— Required work —
Images stay out; everything else in the records is to be set down exactly.
»»
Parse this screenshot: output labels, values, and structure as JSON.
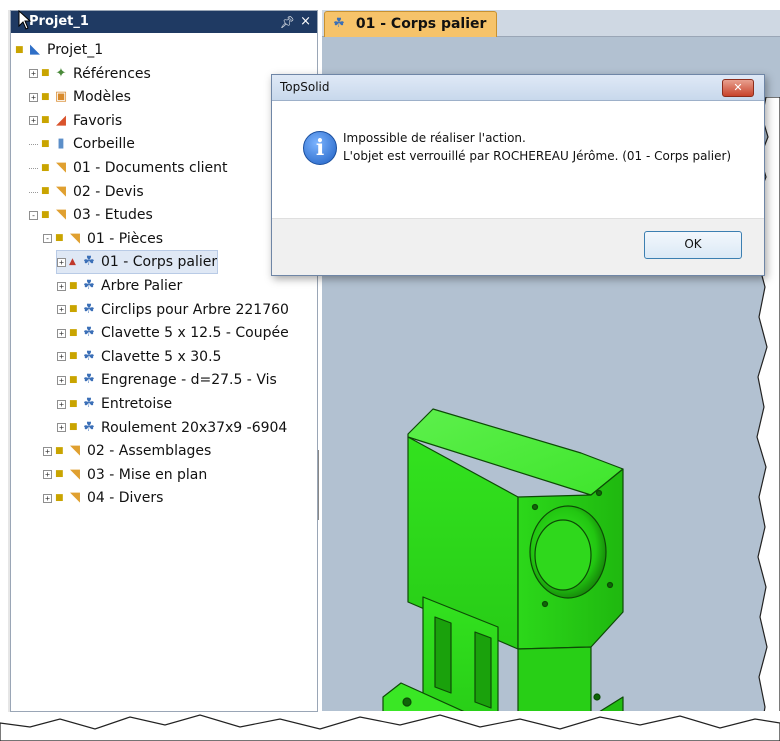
{
  "tree_panel": {
    "title": "Projet_1",
    "pin_icon": "pin-icon",
    "close_icon": "close-icon",
    "items": [
      {
        "label": "Projet_1",
        "icon": "project-icon",
        "indent": 0,
        "expander": ""
      },
      {
        "label": "Références",
        "icon": "references-icon",
        "indent": 1,
        "expander": "+"
      },
      {
        "label": "Modèles",
        "icon": "models-icon",
        "indent": 1,
        "expander": "+"
      },
      {
        "label": "Favoris",
        "icon": "favorites-icon",
        "indent": 1,
        "expander": "+"
      },
      {
        "label": "Corbeille",
        "icon": "recycle-bin-icon",
        "indent": 1,
        "expander": ""
      },
      {
        "label": "01 - Documents client",
        "icon": "folder-icon",
        "indent": 1,
        "expander": ""
      },
      {
        "label": "02 - Devis",
        "icon": "folder-icon",
        "indent": 1,
        "expander": ""
      },
      {
        "label": "03 - Etudes",
        "icon": "folder-icon",
        "indent": 1,
        "expander": "-"
      },
      {
        "label": "01 - Pièces",
        "icon": "folder-icon",
        "indent": 2,
        "expander": "-"
      },
      {
        "label": "01 - Corps palier",
        "icon": "part-icon",
        "indent": 3,
        "expander": "+",
        "selected": true
      },
      {
        "label": "Arbre Palier",
        "icon": "part-icon",
        "indent": 3,
        "expander": "+"
      },
      {
        "label": "Circlips pour Arbre 221760",
        "icon": "part-icon",
        "indent": 3,
        "expander": "+"
      },
      {
        "label": "Clavette 5 x  12.5 - Coupée",
        "icon": "part-icon",
        "indent": 3,
        "expander": "+"
      },
      {
        "label": "Clavette 5 x 30.5",
        "icon": "part-icon",
        "indent": 3,
        "expander": "+"
      },
      {
        "label": "Engrenage - d=27.5 - Vis",
        "icon": "part-icon",
        "indent": 3,
        "expander": "+"
      },
      {
        "label": "Entretoise",
        "icon": "part-icon",
        "indent": 3,
        "expander": "+"
      },
      {
        "label": "Roulement 20x37x9 -6904",
        "icon": "part-icon",
        "indent": 3,
        "expander": "+"
      },
      {
        "label": "02 - Assemblages",
        "icon": "folder-icon",
        "indent": 2,
        "expander": "+"
      },
      {
        "label": "03 - Mise en plan",
        "icon": "folder-icon",
        "indent": 2,
        "expander": "+"
      },
      {
        "label": "04 - Divers",
        "icon": "folder-icon",
        "indent": 2,
        "expander": "+"
      }
    ]
  },
  "document": {
    "tab_label": "01 - Corps palier",
    "tab_icon": "part-icon",
    "model_color": "#33e21f"
  },
  "dialog": {
    "title": "TopSolid",
    "icon": "info-icon",
    "message_line1": "Impossible de réaliser l'action.",
    "message_line2": "L'objet est verrouillé par ROCHEREAU Jérôme. (01 - Corps palier)",
    "ok_label": "OK"
  },
  "colors": {
    "panel_header": "#1f3a63",
    "tab_active": "#f6c36a",
    "viewport_bg": "#b2c1d1",
    "dialog_close": "#c8432b"
  }
}
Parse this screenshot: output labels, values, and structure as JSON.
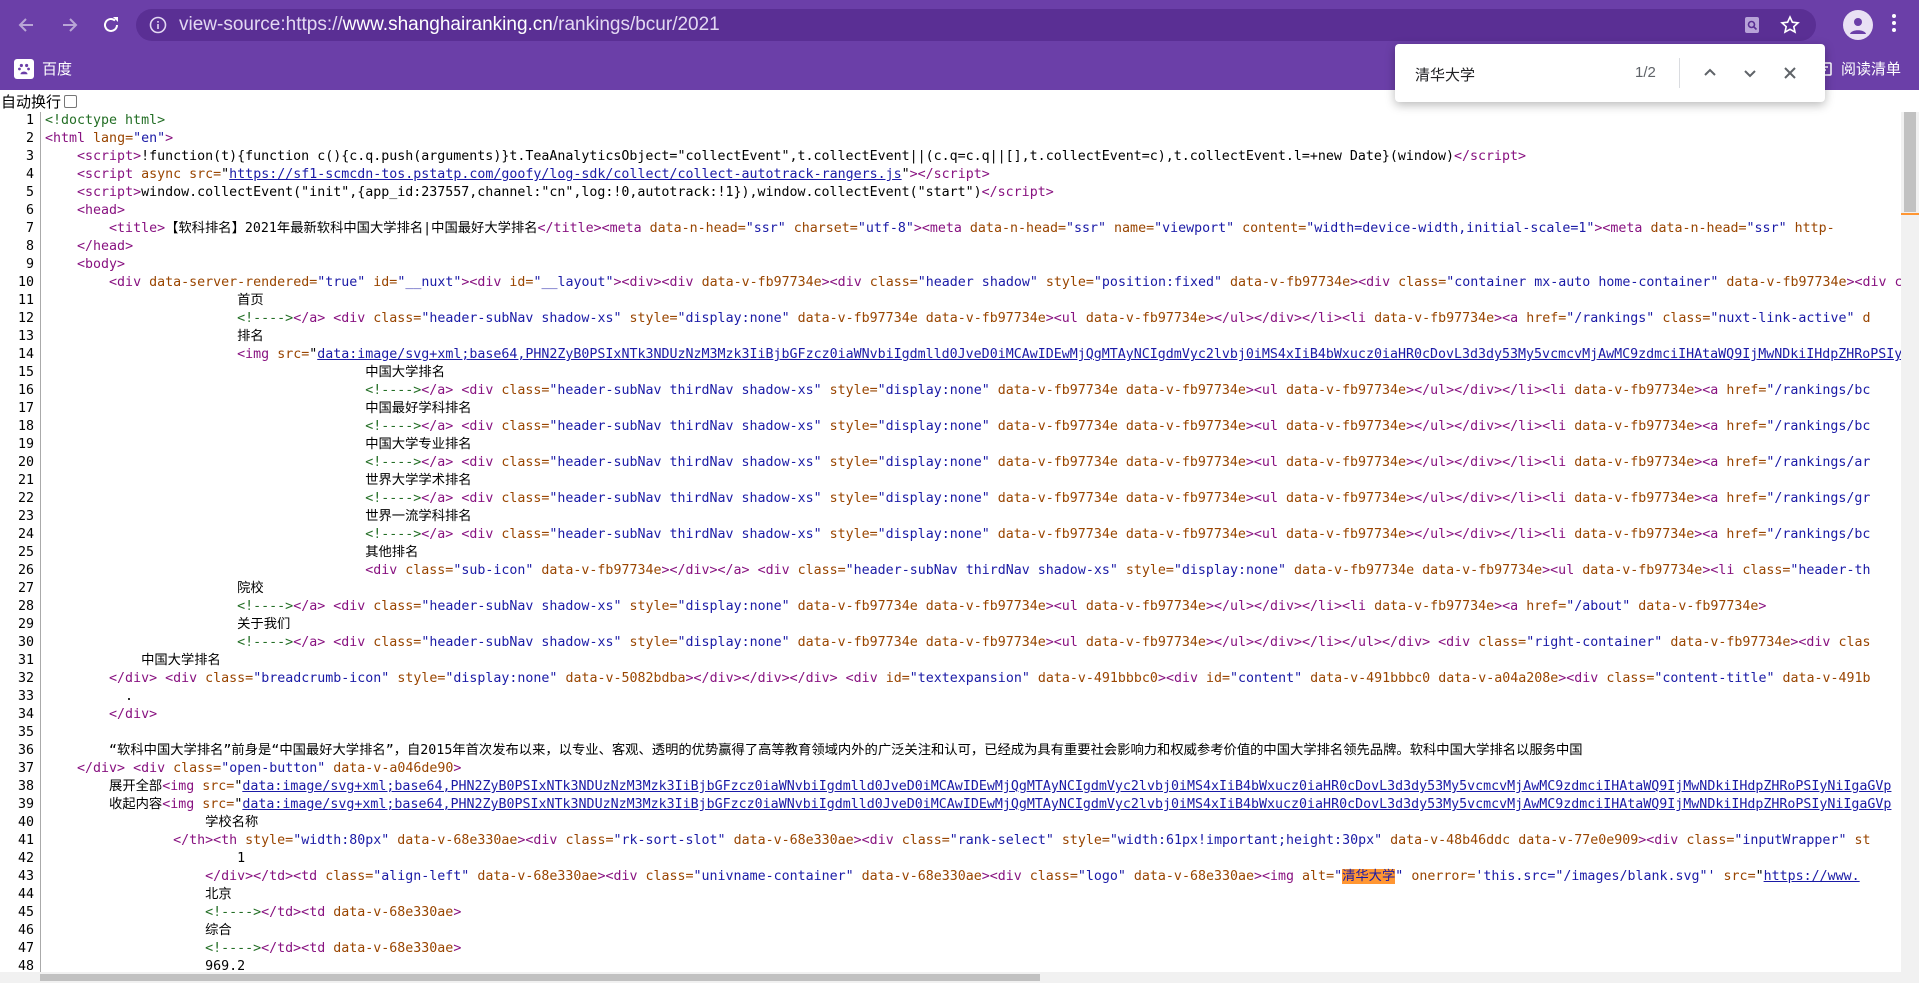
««
— Result —
Parse this screenshot: output labels, values, and structure as JSON.
{
  "tree_panel": {
    "title": "Projet_1",
    "pin_icon": "pin-icon",
    "close_icon": "close-icon",
    "items": [
      {
        "label": "Projet_1",
        "icon": "project-icon",
        "indent": 0,
        "expander": ""
      },
      {
        "label": "Références",
        "icon": "references-icon",
        "indent": 1,
        "expander": "+"
      },
      {
        "label": "Modèles",
        "icon": "models-icon",
        "indent": 1,
        "expander": "+"
      },
      {
        "label": "Favoris",
        "icon": "favorites-icon",
        "indent": 1,
        "expander": "+"
      },
      {
        "label": "Corbeille",
        "icon": "recycle-bin-icon",
        "indent": 1,
        "expander": ""
      },
      {
        "label": "01 - Documents client",
        "icon": "folder-icon",
        "indent": 1,
        "expander": ""
      },
      {
        "label": "02 - Devis",
        "icon": "folder-icon",
        "indent": 1,
        "expander": ""
      },
      {
        "label": "03 - Etudes",
        "icon": "folder-icon",
        "indent": 1,
        "expander": "-"
      },
      {
        "label": "01 - Pièces",
        "icon": "folder-icon",
        "indent": 2,
        "expander": "-"
      },
      {
        "label": "01 - Corps palier",
        "icon": "part-icon",
        "indent": 3,
        "expander": "+",
        "selected": true
      },
      {
        "label": "Arbre Palier",
        "icon": "part-icon",
        "indent": 3,
        "expander": "+"
      },
      {
        "label": "Circlips pour Arbre 221760",
        "icon": "part-icon",
        "indent": 3,
        "expander": "+"
      },
      {
        "label": "Clavette 5 x  12.5 - Coupée",
        "icon": "part-icon",
        "indent": 3,
        "expander": "+"
      },
      {
        "label": "Clavette 5 x 30.5",
        "icon": "part-icon",
        "indent": 3,
        "expander": "+"
      },
      {
        "label": "Engrenage - d=27.5 - Vis",
        "icon": "part-icon",
        "indent": 3,
        "expander": "+"
      },
      {
        "label": "Entretoise",
        "icon": "part-icon",
        "indent": 3,
        "expander": "+"
      },
      {
        "label": "Roulement 20x37x9 -6904",
        "icon": "part-icon",
        "indent": 3,
        "expander": "+"
      },
      {
        "label": "02 - Assemblages",
        "icon": "folder-icon",
        "indent": 2,
        "expander": "+"
      },
      {
        "label": "03 - Mise en plan",
        "icon": "folder-icon",
        "indent": 2,
        "expander": "+"
      },
      {
        "label": "04 - Divers",
        "icon": "folder-icon",
        "indent": 2,
        "expander": "+"
      }
    ]
  },
  "document": {
    "tab_label": "01 - Corps palier",
    "tab_icon": "part-icon",
    "model_color": "#33e21f"
  },
  "dialog": {
    "title": "TopSolid",
    "icon": "info-icon",
    "message_line1": "Impossible de réaliser l'action.",
    "message_line2": "L'objet est verrouillé par ROCHEREAU Jérôme. (01 - Corps palier)",
    "ok_label": "OK"
  },
  "colors": {
    "panel_header": "#1f3a63",
    "tab_active": "#f6c36a",
    "viewport_bg": "#b2c1d1",
    "dialog_close": "#c8432b"
  }
}
Parse this screenshot: output labels, values, and structure as JSON.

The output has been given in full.